The Worst Thing America Could Do Would Be to Take Military Action in Ukraine
FILED TO: Politics
There are so many layers to the Malaysia Airlines Flight 17 tragedy that it’s nearly impossible to know what will happen next. As with any major tragedy, especially the bellicose ones, history has taught us that there are two distinct paths that can be taken in the wake of these sorts of events.
Beyond ascertaining the circumstances surrounding the shooting-down of the passenger jet; beyond comforting the grieving families and mourning those who were lost, it is absolutely critical that the voices who will inevitably call for immediate and unilateral U.S. military action in Ukraine need to be strategically and unflinchingly marginalized. I mean, mercilessly. Of course, congressional leaders like Sen. John McCain (R-AZ) and television screechers like Bill O’Reilly, each of whom demanded action today, do a pretty fine job of marginalizing themselves, but that’s not enough — not this time. They should be verbally beaten down like anyone who revels in irrational, kneejerk behavior in the face of an international tragedy.
If this truly turns out to be connected with Russian President Vladimir Putin, the United States or any of the nations that lost people in the skies over Donetsk on Thursday won’t need to fire a single shot. Indeed, the world and perhaps many of Putin’s own citizens will line up in solidarity against his despotism. In fact, the worst possible U.S. response would be to engage Putin militarily in Ukraine. A considerable chunk of that solidarity and, more importantly, the moral high ground would be wiped away.
That’s not to say there will never again be a valid reason for U.S. forces to intervene overseas. But in Ukraine with a proxy war against Putin, the conflict would quickly be seen as another go-it-alone American military excursion, diminishing the affair into a contest between the U.S. and Russia, rather than the entire world against Russia. Unilateral action would absolutely decimate what might otherwise be accomplished through building upon what’s quickly becoming a universal accord against Russia’s aggression against civilians.
Rewind back to the year following 9/11. The U.S. could’ve accomplished massive, world-improving goals had it parlayed the outpouring of sympathy and unity from nearly every corner of the globe. Instead of capitalizing on that rare window of global fraternity, the Bush administration instead squandered it with a frivolous, ill-conceived invasion of Iraq, fueled by misplaced triumphalism and blind hubris. From the rumble at Ground Zero, a new era of worldwide unity was within our grasp, but the opportunity was squandered, giving way to shame, embarrassment and more bloodshed.

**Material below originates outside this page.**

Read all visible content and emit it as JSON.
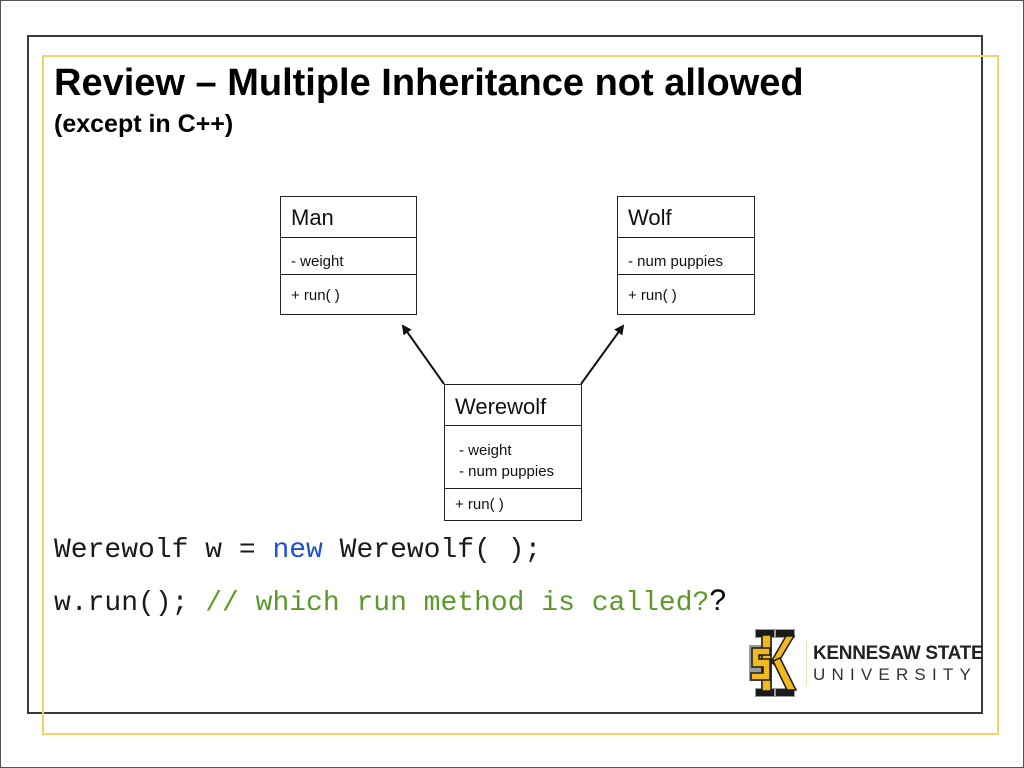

A similar choice confronts us today. Which path should we pursue and where will it lead us?